-------- INPUT

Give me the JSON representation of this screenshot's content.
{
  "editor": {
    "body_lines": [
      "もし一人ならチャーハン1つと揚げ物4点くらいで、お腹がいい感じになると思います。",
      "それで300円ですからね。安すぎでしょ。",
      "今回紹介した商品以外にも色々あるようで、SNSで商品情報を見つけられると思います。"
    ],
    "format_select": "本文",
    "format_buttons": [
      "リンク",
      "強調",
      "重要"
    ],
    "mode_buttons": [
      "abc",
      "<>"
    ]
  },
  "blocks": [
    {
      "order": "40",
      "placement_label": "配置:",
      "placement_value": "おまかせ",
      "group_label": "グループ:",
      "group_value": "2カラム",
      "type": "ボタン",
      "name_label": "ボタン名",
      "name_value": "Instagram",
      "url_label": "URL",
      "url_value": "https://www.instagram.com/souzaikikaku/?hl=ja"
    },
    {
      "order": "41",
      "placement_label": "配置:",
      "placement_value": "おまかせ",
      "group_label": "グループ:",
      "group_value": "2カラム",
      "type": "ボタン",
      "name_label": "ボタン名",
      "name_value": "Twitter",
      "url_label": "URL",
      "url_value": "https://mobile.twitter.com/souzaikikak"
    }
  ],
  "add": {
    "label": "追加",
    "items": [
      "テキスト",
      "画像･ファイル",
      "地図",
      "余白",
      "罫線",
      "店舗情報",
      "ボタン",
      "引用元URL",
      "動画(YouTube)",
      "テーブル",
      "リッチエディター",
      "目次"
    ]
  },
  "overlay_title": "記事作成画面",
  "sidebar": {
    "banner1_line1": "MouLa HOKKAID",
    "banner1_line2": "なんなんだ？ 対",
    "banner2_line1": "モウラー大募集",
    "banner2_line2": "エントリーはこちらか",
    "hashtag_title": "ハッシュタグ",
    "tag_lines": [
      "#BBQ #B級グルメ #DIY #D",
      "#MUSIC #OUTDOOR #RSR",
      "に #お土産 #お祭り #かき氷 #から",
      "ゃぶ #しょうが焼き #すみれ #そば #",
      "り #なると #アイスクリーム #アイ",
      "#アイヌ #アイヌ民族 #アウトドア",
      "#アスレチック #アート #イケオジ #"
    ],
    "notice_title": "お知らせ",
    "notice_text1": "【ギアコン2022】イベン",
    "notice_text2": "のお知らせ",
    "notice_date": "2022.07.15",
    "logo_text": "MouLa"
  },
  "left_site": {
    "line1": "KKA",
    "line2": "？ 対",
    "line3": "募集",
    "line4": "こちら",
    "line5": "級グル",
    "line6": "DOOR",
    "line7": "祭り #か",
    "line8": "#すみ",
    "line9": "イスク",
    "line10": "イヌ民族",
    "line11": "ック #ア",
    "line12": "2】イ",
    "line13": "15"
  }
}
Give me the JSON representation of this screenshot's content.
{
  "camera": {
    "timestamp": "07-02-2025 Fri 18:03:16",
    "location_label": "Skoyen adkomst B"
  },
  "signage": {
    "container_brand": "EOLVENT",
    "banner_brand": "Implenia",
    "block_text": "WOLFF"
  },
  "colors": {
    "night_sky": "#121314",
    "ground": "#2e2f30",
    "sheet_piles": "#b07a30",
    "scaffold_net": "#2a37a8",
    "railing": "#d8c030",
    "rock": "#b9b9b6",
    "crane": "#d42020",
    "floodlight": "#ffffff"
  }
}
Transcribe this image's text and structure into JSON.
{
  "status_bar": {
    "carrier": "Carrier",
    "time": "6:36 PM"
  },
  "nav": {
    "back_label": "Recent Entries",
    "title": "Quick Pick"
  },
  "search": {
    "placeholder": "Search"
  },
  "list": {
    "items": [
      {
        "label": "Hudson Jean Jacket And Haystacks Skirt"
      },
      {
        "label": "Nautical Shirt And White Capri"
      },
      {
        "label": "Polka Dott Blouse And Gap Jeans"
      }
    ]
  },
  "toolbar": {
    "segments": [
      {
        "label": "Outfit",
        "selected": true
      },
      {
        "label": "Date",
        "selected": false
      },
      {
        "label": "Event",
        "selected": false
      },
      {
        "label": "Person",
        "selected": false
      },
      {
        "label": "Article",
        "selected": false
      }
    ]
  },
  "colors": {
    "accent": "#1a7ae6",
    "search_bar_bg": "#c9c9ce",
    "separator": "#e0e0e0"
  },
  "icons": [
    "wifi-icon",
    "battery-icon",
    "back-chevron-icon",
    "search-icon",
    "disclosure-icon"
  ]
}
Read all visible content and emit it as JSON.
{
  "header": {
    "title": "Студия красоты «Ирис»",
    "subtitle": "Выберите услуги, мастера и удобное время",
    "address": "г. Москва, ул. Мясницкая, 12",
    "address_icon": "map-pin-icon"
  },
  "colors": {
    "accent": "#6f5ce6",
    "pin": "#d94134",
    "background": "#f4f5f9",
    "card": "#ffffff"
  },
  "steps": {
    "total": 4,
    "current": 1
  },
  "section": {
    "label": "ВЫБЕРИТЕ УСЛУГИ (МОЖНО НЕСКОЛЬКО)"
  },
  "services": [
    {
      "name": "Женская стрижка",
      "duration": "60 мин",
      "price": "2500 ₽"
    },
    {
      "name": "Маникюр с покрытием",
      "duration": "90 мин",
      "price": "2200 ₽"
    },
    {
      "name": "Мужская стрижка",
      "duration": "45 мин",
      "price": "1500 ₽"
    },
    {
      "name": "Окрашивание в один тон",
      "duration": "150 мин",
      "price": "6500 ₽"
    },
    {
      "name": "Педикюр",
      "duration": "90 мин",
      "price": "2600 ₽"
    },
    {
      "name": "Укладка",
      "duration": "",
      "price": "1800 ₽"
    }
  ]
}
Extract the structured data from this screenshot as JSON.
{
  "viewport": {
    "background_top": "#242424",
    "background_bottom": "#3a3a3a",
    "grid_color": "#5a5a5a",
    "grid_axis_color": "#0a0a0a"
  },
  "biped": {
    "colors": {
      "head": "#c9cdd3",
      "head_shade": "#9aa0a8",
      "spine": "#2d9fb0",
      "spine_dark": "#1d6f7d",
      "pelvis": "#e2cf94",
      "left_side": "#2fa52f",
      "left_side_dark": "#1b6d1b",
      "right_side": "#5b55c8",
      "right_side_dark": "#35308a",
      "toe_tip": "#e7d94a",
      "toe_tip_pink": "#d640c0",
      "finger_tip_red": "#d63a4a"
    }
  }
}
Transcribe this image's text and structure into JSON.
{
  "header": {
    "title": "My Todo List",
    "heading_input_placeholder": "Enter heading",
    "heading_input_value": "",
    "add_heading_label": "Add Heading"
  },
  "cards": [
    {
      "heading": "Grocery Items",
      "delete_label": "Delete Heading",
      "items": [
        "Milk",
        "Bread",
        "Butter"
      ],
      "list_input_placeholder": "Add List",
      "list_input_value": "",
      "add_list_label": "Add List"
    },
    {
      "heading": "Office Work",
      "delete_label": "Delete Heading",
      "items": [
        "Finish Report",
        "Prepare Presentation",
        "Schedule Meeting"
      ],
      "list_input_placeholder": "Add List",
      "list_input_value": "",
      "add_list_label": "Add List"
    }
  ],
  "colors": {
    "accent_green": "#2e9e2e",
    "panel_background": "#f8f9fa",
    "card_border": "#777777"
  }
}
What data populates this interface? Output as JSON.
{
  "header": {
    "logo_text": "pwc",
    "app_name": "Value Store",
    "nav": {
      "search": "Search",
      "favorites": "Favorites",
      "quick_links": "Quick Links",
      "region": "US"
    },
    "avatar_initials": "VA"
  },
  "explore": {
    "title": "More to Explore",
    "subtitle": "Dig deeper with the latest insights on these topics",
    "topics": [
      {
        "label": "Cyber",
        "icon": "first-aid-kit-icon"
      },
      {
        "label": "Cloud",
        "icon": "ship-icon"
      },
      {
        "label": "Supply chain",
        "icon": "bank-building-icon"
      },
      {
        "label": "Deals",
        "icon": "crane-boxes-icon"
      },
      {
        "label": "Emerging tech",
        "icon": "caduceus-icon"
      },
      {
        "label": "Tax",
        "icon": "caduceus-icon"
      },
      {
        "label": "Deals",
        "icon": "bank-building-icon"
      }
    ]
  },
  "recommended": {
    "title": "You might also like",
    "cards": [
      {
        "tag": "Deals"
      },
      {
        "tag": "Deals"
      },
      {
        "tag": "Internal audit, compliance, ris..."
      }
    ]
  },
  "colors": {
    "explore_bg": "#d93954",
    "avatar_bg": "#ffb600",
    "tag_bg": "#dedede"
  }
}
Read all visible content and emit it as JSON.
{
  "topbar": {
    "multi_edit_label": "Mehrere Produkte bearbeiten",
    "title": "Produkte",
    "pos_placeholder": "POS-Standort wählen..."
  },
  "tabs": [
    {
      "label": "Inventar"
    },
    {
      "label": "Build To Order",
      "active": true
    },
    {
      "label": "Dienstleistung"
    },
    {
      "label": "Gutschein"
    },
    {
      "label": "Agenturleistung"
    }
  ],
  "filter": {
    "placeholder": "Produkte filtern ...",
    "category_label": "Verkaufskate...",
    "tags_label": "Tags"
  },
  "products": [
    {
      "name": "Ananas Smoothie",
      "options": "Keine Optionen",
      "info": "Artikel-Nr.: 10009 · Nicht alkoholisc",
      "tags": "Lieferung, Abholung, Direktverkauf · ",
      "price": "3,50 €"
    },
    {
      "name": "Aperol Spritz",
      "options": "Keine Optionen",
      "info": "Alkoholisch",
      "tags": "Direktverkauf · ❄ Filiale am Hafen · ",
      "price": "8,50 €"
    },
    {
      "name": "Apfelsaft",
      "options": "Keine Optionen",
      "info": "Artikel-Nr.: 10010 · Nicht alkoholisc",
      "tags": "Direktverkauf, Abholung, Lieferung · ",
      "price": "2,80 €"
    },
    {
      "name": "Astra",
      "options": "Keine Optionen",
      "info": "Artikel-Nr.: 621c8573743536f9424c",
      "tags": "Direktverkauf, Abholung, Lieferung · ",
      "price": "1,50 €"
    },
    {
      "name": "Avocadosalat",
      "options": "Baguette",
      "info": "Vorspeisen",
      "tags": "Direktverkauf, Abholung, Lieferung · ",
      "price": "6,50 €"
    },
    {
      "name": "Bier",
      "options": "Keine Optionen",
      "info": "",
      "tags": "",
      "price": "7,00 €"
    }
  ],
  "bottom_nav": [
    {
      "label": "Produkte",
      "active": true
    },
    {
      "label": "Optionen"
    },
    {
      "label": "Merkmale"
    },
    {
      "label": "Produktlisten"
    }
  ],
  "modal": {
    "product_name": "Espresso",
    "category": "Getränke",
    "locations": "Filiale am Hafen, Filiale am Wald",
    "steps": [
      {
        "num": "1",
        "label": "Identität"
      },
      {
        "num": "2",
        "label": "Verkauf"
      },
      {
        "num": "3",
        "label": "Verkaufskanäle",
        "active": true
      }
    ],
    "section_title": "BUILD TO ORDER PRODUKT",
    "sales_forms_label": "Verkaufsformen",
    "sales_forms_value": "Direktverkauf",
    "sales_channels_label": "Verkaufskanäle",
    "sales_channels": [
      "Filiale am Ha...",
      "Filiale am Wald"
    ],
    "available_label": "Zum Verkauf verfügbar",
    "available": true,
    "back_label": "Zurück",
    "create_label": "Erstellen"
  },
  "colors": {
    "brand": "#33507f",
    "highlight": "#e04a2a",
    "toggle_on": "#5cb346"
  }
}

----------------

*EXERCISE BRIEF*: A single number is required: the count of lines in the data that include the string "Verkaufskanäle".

*FINISHED TASK*: 2